ACTIVITIES AND PROCESS
HWE members run a wide range of processes for recycling, recovery and disposal of hazardous waste:
→ Regeneration of solvents, mineral oils, chromic baths, fuels
→ Water recycling
→ Recovery of metals by pyrometallurgical and hydrometallurgical processes
→ Recovery of other materials (soils, plastics, scrap metals, …)
→ Energy recovery
→ Physico-chemical treatments
→ Biological treatments
→ Incineration – evapo-incineration – evapo-concentration
→ Management and treatment of PCBs
HWE’s recommendations Chemicals strategy for sustainability May 2020
Announced in the EU Green Deal as part of the actions to support zero pollution, the forthcoming European Chemicals strategy for sustainability represents a valuable opportunity to pave the way towards a non toxic environment. As HWE, we have developed 8 points to...

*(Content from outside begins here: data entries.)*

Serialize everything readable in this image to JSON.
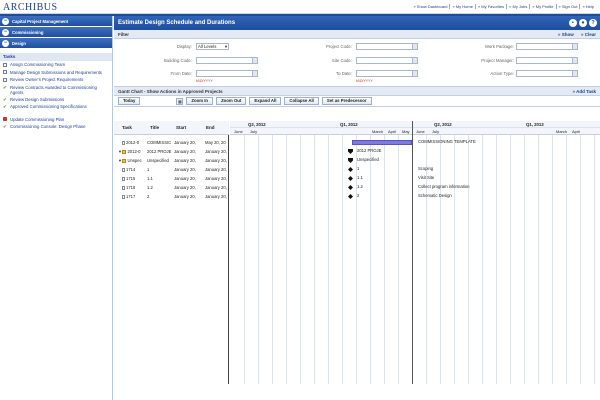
{
  "app": {
    "logo": "ARCHIBUS",
    "top_links": [
      "» Show Dashboard",
      "» My Home",
      "» My Favorites",
      "» My Jobs",
      "» My Profile",
      "» Sign Out",
      "» Help"
    ]
  },
  "sidebar": {
    "sections": [
      "Capital Project Management",
      "Commissioning",
      "Design"
    ],
    "tasks_title": "Tasks",
    "tasks": [
      {
        "label": "Assign Commissioning Team",
        "icon": "box"
      },
      {
        "label": "Manage Design Submissions and Requirements",
        "icon": "box"
      },
      {
        "label": "Review Owner's Project Requirements",
        "icon": "box"
      },
      {
        "label": "Review Contracts Awarded to Commissioning Agents",
        "icon": "check"
      },
      {
        "label": "Review Design Submissions",
        "icon": "check"
      },
      {
        "label": "Approved Commissioning Specifications",
        "icon": "check"
      },
      {
        "label": "Update Commissioning Plan",
        "icon": "red"
      },
      {
        "label": "Commissioning Console: Design Phase",
        "icon": "check"
      }
    ]
  },
  "main": {
    "title": "Estimate Design Schedule and Durations",
    "filter": {
      "title": "Filter",
      "show_label": "» Show",
      "clear_label": "» Clear",
      "display_label": "Display:",
      "display_value": "All Levels",
      "building_code_label": "Building Code:",
      "from_date_label": "From Date:",
      "from_hint": "M/D/YYYY",
      "project_code_label": "Project Code:",
      "site_code_label": "Site Code:",
      "to_date_label": "To Date:",
      "to_hint": "M/D/YYYY",
      "work_package_label": "Work Package:",
      "project_manager_label": "Project Manager:",
      "action_type_label": "Action Type:"
    },
    "gantt": {
      "title": "Gantt Chart - Show Actions in Approved Projects",
      "add_task": "» Add Task",
      "toolbar": {
        "today": "Today",
        "zoom_in": "Zoom In",
        "zoom_out": "Zoom Out",
        "expand_all": "Expand All",
        "collapse_all": "Collapse All",
        "set_predecessor": "Set as Predecessor"
      },
      "columns": [
        "Task",
        "Title",
        "Start",
        "End"
      ],
      "quarters": [
        "Q2, 2012",
        "Q1, 2012",
        "Q2, 2012",
        "Q1, 2013"
      ],
      "months": [
        "June",
        "July",
        "March",
        "April",
        "May",
        "June",
        "July",
        "March",
        "April"
      ],
      "rows": [
        {
          "task": "2012-0",
          "title": "COMMISSIC",
          "start": "January 20,",
          "end": "May 20, 20",
          "type": "doc",
          "arrow": "",
          "label": "COMMISSIONING TEMPLATE"
        },
        {
          "task": "2012-0",
          "title": "2012 PROJE",
          "start": "January 20,",
          "end": "January 20,",
          "type": "folder",
          "arrow": "▼",
          "label": "2012 PROJE"
        },
        {
          "task": "Unspec",
          "title": "Unspecified",
          "start": "January 20,",
          "end": "January 20,",
          "type": "folder",
          "arrow": "▼",
          "label": "Unspecified"
        },
        {
          "task": "1714",
          "title": "1",
          "start": "January 20,",
          "end": "January 20,",
          "type": "doc",
          "arrow": "",
          "label": "1",
          "note": "Scoping"
        },
        {
          "task": "1715",
          "title": "1.1",
          "start": "January 20,",
          "end": "January 20,",
          "type": "doc",
          "arrow": "",
          "label": "1.1",
          "note": "Visit Site"
        },
        {
          "task": "1716",
          "title": "1.2",
          "start": "January 20,",
          "end": "January 20,",
          "type": "doc",
          "arrow": "",
          "label": "1.2",
          "note": "Collect program information"
        },
        {
          "task": "1717",
          "title": "2",
          "start": "January 20,",
          "end": "January 20,",
          "type": "doc",
          "arrow": "",
          "label": "2",
          "note": "Schematic Design"
        }
      ]
    }
  },
  "colors": {
    "brand_blue": "#1d4c9c",
    "bar_purple": "#7f7ae0"
  }
}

EU legislation with regards to Endocrine Disruptor: HWE’s view
In the framework of the fitness check of the EU rules regarding harmful chemicals, HWE answered the stakeholder's consultation on endocrine disruptors. The adoption of a comprehensive and integrated framework on endocrine disruptors, common criteria to define them...

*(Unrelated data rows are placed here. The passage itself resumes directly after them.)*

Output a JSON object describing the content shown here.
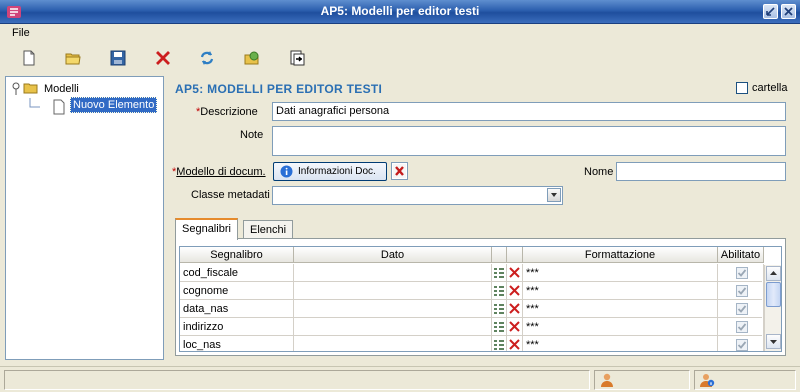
{
  "window": {
    "title": "AP5: Modelli per editor testi"
  },
  "menu": {
    "items": [
      "File"
    ]
  },
  "toolbar": {
    "tools": [
      "new-document-icon",
      "open-folder-icon",
      "save-icon",
      "delete-icon",
      "refresh-icon",
      "settings-icon",
      "export-icon"
    ]
  },
  "tree": {
    "root_label": "Modelli",
    "child_label": "Nuovo Elemento"
  },
  "form": {
    "heading": "AP5: MODELLI PER EDITOR TESTI",
    "cartella_label": "cartella",
    "required_mark": "*",
    "descrizione_label": "Descrizione",
    "descrizione_value": "Dati anagrafici persona",
    "note_label": "Note",
    "note_value": "",
    "modello_label": "Modello di docum.",
    "modello_button": "Informazioni Doc.",
    "nome_label": "Nome",
    "nome_value": "",
    "classe_label": "Classe metadati",
    "classe_value": ""
  },
  "tabs": [
    "Segnalibri",
    "Elenchi"
  ],
  "grid": {
    "headers": [
      "Segnalibro",
      "Dato",
      "Formattazione",
      "Abilitato"
    ],
    "rows": [
      {
        "segnalibro": "cod_fiscale",
        "dato": "",
        "formattazione": "***",
        "abilitato": true
      },
      {
        "segnalibro": "cognome",
        "dato": "",
        "formattazione": "***",
        "abilitato": true
      },
      {
        "segnalibro": "data_nas",
        "dato": "",
        "formattazione": "***",
        "abilitato": true
      },
      {
        "segnalibro": "indirizzo",
        "dato": "",
        "formattazione": "***",
        "abilitato": true
      },
      {
        "segnalibro": "loc_nas",
        "dato": "",
        "formattazione": "***",
        "abilitato": true
      }
    ]
  },
  "colors": {
    "title_bar": "#2c5fae",
    "heading": "#2a6fb3",
    "required": "#c00000",
    "selection": "#316ac5"
  }
}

New Circular Economy Action Plan: HWE position
Following the publication of the European Green Deal (https://ec.europa.eu/info/files/communication-european-green-deal_en), the EU Commission is consulting stakeholders on its new Circular Economy Action Plan. ...
HWE participated in the 2019 Triple COPs in Geneva
The 2019 Triple COPs took place in Geneva from the 29th of April to the 10th of May. Governments from across the world have converged on Geneva this week for discussions and decisions aiming at protecting human health and the environment from chemicals and waste. The...
HWE present at the COP2 of the Minamata Convention
The Minamata Convention on mercury intered into force in August 2017 The second meeting of the Conference of the Parties (COP2) took place from 19 to 23 November 2018 in Geneva, Switzerland. The Convention, whose Secretariat is based in Geneva, aims at “protecting the...
Application of EU legislation on Hazardous Waste: European Member States can do better
Bound to oversee the proper application of the EU legislation, the EU Commission mandated the consulting firm BIPRO in 2014 to assess the implementation of hazardous waste management in EU Member States. A first study published in 2015 concluded that most requirements...
WSR consultation – HWE in favour of holding on the basic principles
The Waste Shipment Regulation (WSR, 1013/2006) establishes procedures and control regimes for the shipment of waste, depending on the origin, destination and route of the shipment, the type of waste shipped and the type of treatment to be applied to the waste at its...
8 European professional associations advise against a hasty use of the BATAELs given in the draft incineration BREF
The professional associations CEWEP http://www.cewep.eu/, ESWET http://www.eswet.eu/, FEAD, MWE, Euroheat & Power https://www.euroheat.org/, EURITS http://www.eurits.org/, HWE and CEFIC http://www.cefic.org/ advise against a hasty use of the emission and energy...
Hazardous waste Europe’s answer on the communication & staff working document on the implementation of the circular economy package
The promotion of non-toxic material cycles in the discussions on circular economy is of utmost importance for Hazardous Waste Europe, not only to protect consumer’s health and encourage efficient use of resources, but also to enhance the value of recovered materials,...
HWE joins the UN pledge towards a pollution free planet
We are deeply convinced that only a model built on non-toxic materials cycles can and will ensure a safe and sustainable circular economy. To reach this ultimate goal, we are committed to strive that substances or materials streams contaminated with toxic substances...
HWE members are present throughout the entire hazardous waste treatment chain. Thus, after collecting the waste, they characterise it in order to provide the most appropriate treatment for the protection of the environment and health. Two solutions are therefore envisaged :
→ if it is technically and economically feasible to decontaminate the hazardous waste, then it is recycled and the extracted hazardous substances are disposed of in accordance with environmental regulations
→ if it is not technically and economically feasible to decontaminate the hazardous waste, then it is disposed of entirely, in order to prevent the release of the hazardous substances it contains into the environment or into the recycled products.